Villa Paradou, Cap Ferrat, France
Trompe-l'œil mosaic floor in the Villa Paradou by Rainer Maria Latzke honoring Henri Chrétien,

Born in Paris, France, his most famous invention is the anamorphic widescreen process, that resulted in the CinemaScope, and the co-invention of the Ritchey-Chrétien telescope (with George Willis Ritchey), which was an advanced type of astronomical telescope, now used in virtually all research telescopes.

He spent part of his early astronomical career at the Nice Observatory, which was close to his house, the Villa Paradou. The Villa was built by famous French architect Charles Garnier[citation needed] who also built the Opera of Paris. In 1995 the abandoned villa was acquired by the artist Rainer Maria Latzke, who restored the villa and added new modern murals to the already existing frescoes.

He was one of the founders of the Institut d'optique théorique et appliquée and professor at the French "grande école" SupOptique (École supérieure d'optique).

Awards and honors[edit]

  • The astronomical Chrétien International Research Grants awards are in honor of him[2]
  • The crater Chrétien on the Moon is named in his honor.
  • In 1955, he received an Academy Award for his work on the CinemaScope process.

Publications[edit]

References[edit]
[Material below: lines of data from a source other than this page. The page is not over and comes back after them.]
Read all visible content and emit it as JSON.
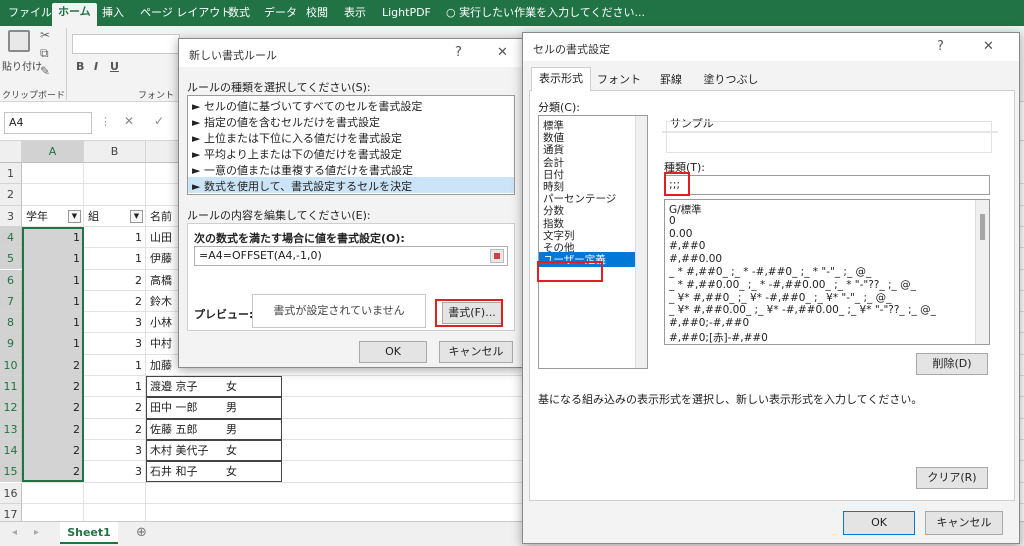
{
  "ribbon": {
    "tabs": [
      "ファイル",
      "ホーム",
      "挿入",
      "ページ レイアウト",
      "数式",
      "データ",
      "校閲",
      "表示",
      "LightPDF"
    ],
    "tell_me": "実行したい作業を入力してください...",
    "paste_label": "貼り付け",
    "clipboard_label": "クリップボード",
    "font_label": "フォント",
    "bold": "B",
    "italic": "I",
    "underline": "U"
  },
  "formula_bar": {
    "name_box": "A4",
    "cancel_icon": "✕",
    "enter_icon": "✓"
  },
  "sheet": {
    "columns": [
      "A",
      "B"
    ],
    "rows": [
      "1",
      "2",
      "3",
      "4",
      "5",
      "6",
      "7",
      "8",
      "9",
      "10",
      "11",
      "12",
      "13",
      "14",
      "15",
      "16",
      "17"
    ],
    "headers": [
      "学年",
      "組",
      "名前"
    ],
    "data": [
      {
        "grade": "1",
        "class": "1",
        "name": "山田",
        "sex": ""
      },
      {
        "grade": "1",
        "class": "1",
        "name": "伊藤",
        "sex": ""
      },
      {
        "grade": "1",
        "class": "2",
        "name": "高橋",
        "sex": ""
      },
      {
        "grade": "1",
        "class": "2",
        "name": "鈴木",
        "sex": ""
      },
      {
        "grade": "1",
        "class": "3",
        "name": "小林",
        "sex": ""
      },
      {
        "grade": "1",
        "class": "3",
        "name": "中村",
        "sex": ""
      },
      {
        "grade": "2",
        "class": "1",
        "name": "加藤",
        "sex": ""
      },
      {
        "grade": "2",
        "class": "1",
        "name": "渡邉 京子",
        "sex": "女"
      },
      {
        "grade": "2",
        "class": "2",
        "name": "田中 一郎",
        "sex": "男"
      },
      {
        "grade": "2",
        "class": "2",
        "name": "佐藤 五郎",
        "sex": "男"
      },
      {
        "grade": "2",
        "class": "3",
        "name": "木村 美代子",
        "sex": "女"
      },
      {
        "grade": "2",
        "class": "3",
        "name": "石井 和子",
        "sex": "女"
      }
    ],
    "sheet_tab": "Sheet1",
    "add_sheet": "⊕"
  },
  "rule_dialog": {
    "title": "新しい書式ルール",
    "help": "?",
    "close": "✕",
    "select_type_label": "ルールの種類を選択してください(S):",
    "rule_types": [
      "► セルの値に基づいてすべてのセルを書式設定",
      "► 指定の値を含むセルだけを書式設定",
      "► 上位または下位に入る値だけを書式設定",
      "► 平均より上または下の値だけを書式設定",
      "► 一意の値または重複する値だけを書式設定",
      "► 数式を使用して、書式設定するセルを決定"
    ],
    "edit_label": "ルールの内容を編集してください(E):",
    "formula_label": "次の数式を満たす場合に値を書式設定(O):",
    "formula_value": "=A4=OFFSET(A4,-1,0)",
    "preview_label": "プレビュー:",
    "preview_text": "書式が設定されていません",
    "format_button": "書式(F)...",
    "ok": "OK",
    "cancel": "キャンセル"
  },
  "cell_dialog": {
    "title": "セルの書式設定",
    "help": "?",
    "close": "✕",
    "tabs": [
      "表示形式",
      "フォント",
      "罫線",
      "塗りつぶし"
    ],
    "category_label": "分類(C):",
    "categories": [
      "標準",
      "数値",
      "通貨",
      "会計",
      "日付",
      "時刻",
      "パーセンテージ",
      "分数",
      "指数",
      "文字列",
      "その他",
      "ユーザー定義"
    ],
    "sample_label": "サンプル",
    "type_label": "種類(T):",
    "type_value": ";;;",
    "formats": [
      "G/標準",
      "0",
      "0.00",
      "#,##0",
      "#,##0.00",
      "_ * #,##0_ ;_ * -#,##0_ ;_ * \"-\"_ ;_ @_",
      "_ * #,##0.00_ ;_ * -#,##0.00_ ;_ * \"-\"??_ ;_ @_",
      "_ ¥* #,##0_ ;_ ¥* -#,##0_ ;_ ¥* \"-\"_ ;_ @_",
      "_ ¥* #,##0.00_ ;_ ¥* -#,##0.00_ ;_ ¥* \"-\"??_ ;_ @_",
      "#,##0;-#,##0",
      "#,##0;[赤]-#,##0"
    ],
    "delete_button": "削除(D)",
    "description": "基になる組み込みの表示形式を選択し、新しい表示形式を入力してください。",
    "clear_button": "クリア(R)",
    "ok": "OK",
    "cancel": "キャンセル"
  }
}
  1. ^ Lance Day & Ian McNeil, eds., Biographical Dictionary of the History of Technology, 1995
  2. ^ Chrétien International Research Grants